30 November 2012—If it ain’t broke, don’t fix it. That’s how officials in a number of countries, particularly the United States, feel about growing efforts to change the way the Internet operates. The latest push comes from the International Telecommunication Union (ITU), which hopes to update a global treaty on telephone regulations so it includes the Net. The treaty was initially signed in 1988, when telephony was a highly regulated, mostly analog technology business, and the Internet was young. Since then, the Internet has become the backbone for global communications and commerce.
The 12-day World Conference on International Telecommunications (WCIT), which the ITU is hosting in Dubai next week, will officially bring together more than 190 countries to review the International Telecommunications Regulations (ITR) [PDF] agreed to in Melbourne, Australia, 25 years ago. But it’s the “unofficial” agenda of the conference that has been causing all the ruckus in the run-up to the event—specifically, who will control the Internet, both politically and commercially.
Although the treaty proposals remain secret, many have surfaced on the Web and in the blogosphere. One of them, reportedly from Russia, calls for placing the Internet under the control of a global authority such as the ITU, the 147-year old organization that became a United Nations agency in 1947. The ITU’s secretary general, Hamodoun Touré, has spent the past several weeks trying to convince governments that his organization isn’t vying for the job. But it hasn’t been easy, because many believe the ITU is keen to find a new role in a world now dominated by data packets. Russia has been arguing for years that the United States should have less control over the Internet’s operation. Many Internet companies, especially those in North America and the European Union, are worried about the possibility of a shift from the status quo.
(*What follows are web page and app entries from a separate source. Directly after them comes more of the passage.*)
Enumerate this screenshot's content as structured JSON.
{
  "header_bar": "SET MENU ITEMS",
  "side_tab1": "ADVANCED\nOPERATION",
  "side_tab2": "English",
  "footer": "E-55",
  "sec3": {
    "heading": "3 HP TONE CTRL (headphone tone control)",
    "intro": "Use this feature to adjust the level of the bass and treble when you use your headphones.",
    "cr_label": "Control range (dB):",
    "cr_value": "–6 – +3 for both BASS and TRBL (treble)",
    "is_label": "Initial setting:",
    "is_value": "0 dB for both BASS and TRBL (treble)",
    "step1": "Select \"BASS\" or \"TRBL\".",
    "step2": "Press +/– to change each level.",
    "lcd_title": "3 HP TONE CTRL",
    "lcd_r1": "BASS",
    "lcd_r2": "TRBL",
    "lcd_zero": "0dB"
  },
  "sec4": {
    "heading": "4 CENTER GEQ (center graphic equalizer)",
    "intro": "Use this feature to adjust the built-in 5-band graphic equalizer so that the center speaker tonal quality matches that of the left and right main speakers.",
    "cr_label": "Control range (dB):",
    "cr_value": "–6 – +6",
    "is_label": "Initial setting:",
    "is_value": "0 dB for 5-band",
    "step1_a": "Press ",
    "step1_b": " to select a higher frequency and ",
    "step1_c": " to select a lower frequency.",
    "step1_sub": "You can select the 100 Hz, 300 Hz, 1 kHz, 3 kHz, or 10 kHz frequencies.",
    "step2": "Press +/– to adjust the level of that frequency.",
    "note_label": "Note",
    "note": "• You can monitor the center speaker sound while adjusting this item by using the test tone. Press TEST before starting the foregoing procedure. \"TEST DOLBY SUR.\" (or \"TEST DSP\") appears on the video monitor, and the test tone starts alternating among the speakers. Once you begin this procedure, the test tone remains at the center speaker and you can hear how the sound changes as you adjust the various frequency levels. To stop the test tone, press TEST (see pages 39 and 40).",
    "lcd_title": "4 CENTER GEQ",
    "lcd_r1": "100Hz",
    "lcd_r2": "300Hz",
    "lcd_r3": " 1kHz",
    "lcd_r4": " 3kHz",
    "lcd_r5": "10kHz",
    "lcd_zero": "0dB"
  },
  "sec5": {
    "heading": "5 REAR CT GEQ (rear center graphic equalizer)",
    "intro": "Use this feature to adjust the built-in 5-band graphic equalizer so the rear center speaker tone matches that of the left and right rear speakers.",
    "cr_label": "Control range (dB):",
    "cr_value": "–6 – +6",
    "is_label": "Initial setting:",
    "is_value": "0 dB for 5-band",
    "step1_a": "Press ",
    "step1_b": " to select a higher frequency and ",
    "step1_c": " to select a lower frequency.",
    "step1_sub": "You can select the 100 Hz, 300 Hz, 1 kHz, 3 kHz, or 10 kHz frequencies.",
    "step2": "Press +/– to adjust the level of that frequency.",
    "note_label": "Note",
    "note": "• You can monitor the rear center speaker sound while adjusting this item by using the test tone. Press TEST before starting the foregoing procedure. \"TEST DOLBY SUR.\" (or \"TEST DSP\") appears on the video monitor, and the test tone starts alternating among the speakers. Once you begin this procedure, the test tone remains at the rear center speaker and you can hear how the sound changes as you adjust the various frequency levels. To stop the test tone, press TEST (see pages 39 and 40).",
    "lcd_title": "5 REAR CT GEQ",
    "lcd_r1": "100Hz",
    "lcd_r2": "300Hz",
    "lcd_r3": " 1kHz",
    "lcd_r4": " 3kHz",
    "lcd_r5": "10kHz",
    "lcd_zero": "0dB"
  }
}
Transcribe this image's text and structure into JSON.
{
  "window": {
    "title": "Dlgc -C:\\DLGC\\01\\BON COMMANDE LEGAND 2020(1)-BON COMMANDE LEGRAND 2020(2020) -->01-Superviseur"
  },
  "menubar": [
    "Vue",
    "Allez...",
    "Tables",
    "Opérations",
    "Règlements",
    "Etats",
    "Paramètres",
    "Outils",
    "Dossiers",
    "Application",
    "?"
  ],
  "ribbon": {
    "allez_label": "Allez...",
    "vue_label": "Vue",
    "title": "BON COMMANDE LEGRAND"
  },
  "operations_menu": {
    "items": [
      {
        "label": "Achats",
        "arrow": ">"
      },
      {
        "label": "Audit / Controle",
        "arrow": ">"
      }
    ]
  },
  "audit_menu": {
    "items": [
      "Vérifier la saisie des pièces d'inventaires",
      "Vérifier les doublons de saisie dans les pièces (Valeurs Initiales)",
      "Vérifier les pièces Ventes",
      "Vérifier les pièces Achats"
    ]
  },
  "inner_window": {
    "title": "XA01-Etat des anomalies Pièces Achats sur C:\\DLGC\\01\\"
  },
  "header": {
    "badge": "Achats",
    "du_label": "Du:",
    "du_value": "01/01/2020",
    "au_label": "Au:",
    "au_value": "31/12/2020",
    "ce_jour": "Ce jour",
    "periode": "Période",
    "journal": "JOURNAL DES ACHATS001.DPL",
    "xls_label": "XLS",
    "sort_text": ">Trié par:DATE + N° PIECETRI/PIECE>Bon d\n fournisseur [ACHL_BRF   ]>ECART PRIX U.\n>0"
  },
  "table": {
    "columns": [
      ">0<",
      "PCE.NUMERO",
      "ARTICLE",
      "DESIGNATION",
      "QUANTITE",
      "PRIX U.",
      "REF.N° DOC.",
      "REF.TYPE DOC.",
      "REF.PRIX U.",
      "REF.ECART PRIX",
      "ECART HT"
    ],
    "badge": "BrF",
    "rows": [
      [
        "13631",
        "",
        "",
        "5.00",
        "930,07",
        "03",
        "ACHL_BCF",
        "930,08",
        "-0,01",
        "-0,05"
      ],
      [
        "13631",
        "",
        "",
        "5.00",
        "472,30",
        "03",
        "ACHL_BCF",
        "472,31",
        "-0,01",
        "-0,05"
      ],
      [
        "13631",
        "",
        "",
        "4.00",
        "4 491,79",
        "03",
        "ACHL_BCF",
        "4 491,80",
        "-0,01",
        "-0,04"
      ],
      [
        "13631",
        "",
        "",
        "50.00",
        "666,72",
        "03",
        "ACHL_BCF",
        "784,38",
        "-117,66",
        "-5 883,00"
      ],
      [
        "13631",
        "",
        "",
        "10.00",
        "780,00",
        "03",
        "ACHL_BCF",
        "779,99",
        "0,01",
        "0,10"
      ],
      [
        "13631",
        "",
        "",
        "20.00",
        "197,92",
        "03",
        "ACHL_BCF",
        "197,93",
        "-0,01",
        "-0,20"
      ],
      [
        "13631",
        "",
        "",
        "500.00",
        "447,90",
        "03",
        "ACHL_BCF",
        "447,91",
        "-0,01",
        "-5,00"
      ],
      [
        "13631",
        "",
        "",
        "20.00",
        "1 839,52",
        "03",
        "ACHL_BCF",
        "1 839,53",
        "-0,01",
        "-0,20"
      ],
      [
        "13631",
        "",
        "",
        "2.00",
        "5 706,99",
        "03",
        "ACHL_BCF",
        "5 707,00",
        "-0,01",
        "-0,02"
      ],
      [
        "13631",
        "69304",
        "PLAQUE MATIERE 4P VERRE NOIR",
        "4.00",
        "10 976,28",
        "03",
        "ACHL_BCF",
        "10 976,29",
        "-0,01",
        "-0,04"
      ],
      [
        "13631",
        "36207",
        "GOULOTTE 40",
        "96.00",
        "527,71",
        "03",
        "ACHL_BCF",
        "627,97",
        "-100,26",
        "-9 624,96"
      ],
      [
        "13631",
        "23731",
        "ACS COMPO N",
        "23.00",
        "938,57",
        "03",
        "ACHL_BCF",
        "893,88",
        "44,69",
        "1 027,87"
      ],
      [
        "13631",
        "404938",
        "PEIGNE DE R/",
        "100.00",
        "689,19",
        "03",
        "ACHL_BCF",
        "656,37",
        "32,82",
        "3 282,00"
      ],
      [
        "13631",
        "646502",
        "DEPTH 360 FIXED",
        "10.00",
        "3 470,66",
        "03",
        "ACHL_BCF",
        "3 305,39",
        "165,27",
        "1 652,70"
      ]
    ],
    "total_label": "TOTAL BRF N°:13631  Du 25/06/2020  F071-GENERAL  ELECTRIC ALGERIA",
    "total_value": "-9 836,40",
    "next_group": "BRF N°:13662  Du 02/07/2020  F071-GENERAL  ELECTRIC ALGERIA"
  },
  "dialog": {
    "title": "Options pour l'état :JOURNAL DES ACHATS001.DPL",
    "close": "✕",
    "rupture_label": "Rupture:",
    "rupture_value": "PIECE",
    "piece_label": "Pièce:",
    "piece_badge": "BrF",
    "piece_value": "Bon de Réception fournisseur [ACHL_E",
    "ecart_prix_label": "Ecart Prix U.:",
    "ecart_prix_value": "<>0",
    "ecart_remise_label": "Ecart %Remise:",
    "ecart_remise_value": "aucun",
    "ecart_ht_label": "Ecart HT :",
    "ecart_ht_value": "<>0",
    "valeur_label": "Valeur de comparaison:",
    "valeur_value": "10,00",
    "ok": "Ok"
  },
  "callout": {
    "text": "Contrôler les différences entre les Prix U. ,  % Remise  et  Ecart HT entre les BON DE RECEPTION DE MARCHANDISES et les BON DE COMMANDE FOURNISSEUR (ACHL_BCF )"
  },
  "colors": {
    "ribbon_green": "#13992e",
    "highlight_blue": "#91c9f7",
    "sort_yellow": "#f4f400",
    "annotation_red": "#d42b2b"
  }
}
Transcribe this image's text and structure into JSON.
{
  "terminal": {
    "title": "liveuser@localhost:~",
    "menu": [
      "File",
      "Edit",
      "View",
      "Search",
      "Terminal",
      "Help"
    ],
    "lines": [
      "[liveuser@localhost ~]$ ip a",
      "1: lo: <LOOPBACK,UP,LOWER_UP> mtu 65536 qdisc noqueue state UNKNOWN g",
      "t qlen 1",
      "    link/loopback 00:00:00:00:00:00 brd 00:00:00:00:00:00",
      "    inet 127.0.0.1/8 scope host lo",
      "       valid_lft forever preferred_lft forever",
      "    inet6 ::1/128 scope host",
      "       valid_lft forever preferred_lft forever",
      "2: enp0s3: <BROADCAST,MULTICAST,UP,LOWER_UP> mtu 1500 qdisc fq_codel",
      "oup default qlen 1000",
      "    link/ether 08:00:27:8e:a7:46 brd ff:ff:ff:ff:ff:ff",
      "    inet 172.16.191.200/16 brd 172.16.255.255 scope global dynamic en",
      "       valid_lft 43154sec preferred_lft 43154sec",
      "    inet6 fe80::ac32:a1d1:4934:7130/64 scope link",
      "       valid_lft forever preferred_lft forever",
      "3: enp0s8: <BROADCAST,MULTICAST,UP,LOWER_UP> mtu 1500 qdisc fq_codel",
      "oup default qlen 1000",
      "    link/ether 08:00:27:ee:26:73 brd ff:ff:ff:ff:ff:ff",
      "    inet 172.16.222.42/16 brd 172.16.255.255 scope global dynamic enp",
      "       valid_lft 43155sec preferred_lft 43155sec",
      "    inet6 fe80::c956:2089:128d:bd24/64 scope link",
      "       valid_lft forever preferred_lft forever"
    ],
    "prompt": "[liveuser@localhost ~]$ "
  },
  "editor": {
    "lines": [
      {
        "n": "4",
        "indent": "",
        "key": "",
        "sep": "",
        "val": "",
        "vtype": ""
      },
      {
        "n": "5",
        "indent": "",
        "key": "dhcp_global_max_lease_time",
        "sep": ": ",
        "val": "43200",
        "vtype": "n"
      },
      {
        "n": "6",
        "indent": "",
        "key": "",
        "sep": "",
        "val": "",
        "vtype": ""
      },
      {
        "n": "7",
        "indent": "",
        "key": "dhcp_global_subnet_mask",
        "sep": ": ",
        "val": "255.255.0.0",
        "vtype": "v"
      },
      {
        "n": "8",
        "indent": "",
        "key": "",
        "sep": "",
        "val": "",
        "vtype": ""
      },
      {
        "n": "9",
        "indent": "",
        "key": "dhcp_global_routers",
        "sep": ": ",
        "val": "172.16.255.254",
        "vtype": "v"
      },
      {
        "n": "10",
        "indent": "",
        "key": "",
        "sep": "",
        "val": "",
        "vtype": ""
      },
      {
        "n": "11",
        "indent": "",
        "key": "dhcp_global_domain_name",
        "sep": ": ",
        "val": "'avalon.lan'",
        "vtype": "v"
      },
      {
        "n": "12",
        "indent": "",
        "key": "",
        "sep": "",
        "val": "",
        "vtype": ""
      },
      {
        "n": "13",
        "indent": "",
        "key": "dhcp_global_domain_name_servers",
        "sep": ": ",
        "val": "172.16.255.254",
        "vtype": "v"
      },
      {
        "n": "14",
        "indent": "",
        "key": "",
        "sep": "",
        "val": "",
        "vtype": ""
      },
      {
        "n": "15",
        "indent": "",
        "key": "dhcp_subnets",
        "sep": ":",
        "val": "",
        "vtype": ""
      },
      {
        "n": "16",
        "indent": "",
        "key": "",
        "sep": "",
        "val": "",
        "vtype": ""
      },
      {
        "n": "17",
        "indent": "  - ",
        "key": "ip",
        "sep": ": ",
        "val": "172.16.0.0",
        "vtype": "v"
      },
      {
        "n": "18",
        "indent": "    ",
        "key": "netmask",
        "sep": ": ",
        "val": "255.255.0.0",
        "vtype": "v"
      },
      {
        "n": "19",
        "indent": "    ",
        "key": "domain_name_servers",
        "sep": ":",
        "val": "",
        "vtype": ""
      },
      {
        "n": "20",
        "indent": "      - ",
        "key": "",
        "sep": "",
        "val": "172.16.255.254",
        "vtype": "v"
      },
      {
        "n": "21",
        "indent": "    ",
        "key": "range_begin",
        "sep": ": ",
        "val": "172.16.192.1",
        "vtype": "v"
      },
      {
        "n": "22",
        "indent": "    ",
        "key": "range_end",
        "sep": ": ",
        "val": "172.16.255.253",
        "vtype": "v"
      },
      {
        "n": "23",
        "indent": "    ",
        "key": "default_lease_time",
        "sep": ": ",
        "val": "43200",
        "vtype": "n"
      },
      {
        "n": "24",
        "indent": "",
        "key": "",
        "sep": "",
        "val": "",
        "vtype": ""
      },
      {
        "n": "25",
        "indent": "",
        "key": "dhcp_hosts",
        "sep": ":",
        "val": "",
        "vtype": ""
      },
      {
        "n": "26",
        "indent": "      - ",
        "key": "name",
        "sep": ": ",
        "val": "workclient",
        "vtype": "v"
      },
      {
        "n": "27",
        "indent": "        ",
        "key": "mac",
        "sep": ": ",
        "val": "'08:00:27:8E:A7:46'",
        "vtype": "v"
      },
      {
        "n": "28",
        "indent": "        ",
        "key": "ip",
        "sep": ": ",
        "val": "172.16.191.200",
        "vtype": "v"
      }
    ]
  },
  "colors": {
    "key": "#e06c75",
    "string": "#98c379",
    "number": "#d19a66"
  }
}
“We want to preserve the basic model moving ahead because we feel it has served mankind well, with its underlying principles that allow for a free and open exchange of information and knowledge,” says Markus Kummer, vice president for public policy at the Geneva-based Internet Society, which coordinates the committees and task forces that maintain the Internet’s core protocols. “It has been a driver of innovation and economic and social development outside of government control and interference.”
The Sender Must Pay
Equally contentious—at least in the eyes of the 100-person U.S. delegation representing many of the world’s largest Internet companies—is a proposal for a “sender-pay model” for Internet traffic. The proposal, submitted by the European Telecommunications Network Operators’ Association (ETNOA), calls for content providers to pay tolls to local Internet service providers to reach local users requesting their content. (Today, receivers pay only an access fee to their local Internet service provider.) The ETNOA plan, which would replace the current peer model, is seen as a move by facilities-based service providers to generate revenue on the backs of high-volume, “over-the-top" content providers like Google and Facebook. In a defensive move, Google has mounted the Take Action campaign on its website, encouraging users to sign a petition “to keep the Internet free and open.”
Another key focus in Dubai will be cybersecurity. Some countries, including Russia, want to see this issue regulated in the treaty. Many other countries, including the United States, don’t want it discussed. In an interview earlier this week, Terry Kramer, head of the U.S. delegation, told IEEE Spectrum: “We need to protect our networks, but our solutions are going to come from liberalized markets and from multistakeholder organizations.”
The United States may, however, have offensive as well as defensive motives. “The U.S. has fought cybersecurity tooth and nail, and it’s not clear why,” says ITU counselor Richard Hill. “Some academics believe regulations could restrict the ability of the U.S. to wage cyberwar.”
A Weak Treaty or None at All
Censorship proposals are on the table, too. Today, any country has the right to control its own cyberspace. But some countries, including China, would like to see some wording on censorship in a global treaty.
The conference will address a string of other traditional telecom issues as well, such as international roaming for mobile phones and accessibility. And some of the language in the 1988 treaty that assumes phone companies are nationally owned needs to be updated. But the conference has also become a magnet for lofty ideals in need of a home.
“One of the ideas floating around is to establish an international framework for the Internet that would include high-level principles, such as human rights, freedom of expression, openness, and innovation friendliness—but without any norms or reference points,” says Jeanette Hofmann, an Internet governance researcher at the Alexander von Humboldt Institute for Internet and Society, in Berlin.
But the end result could be even more nebulous. Some experts believe the new treaty could, in the end, be totally devoid of all Internet-related issues. “The U.S is such an important player—you really can’t make an agreement against the opposition of a country that has all the major content providers,” says Hofmann.
About the Author
John Blau, who lives in Düsseldorf, Germany, has been contributing to IEEE Spectrum for 20 years. In February 2012 he reported on a move in Europe to provide professional passports for engineers.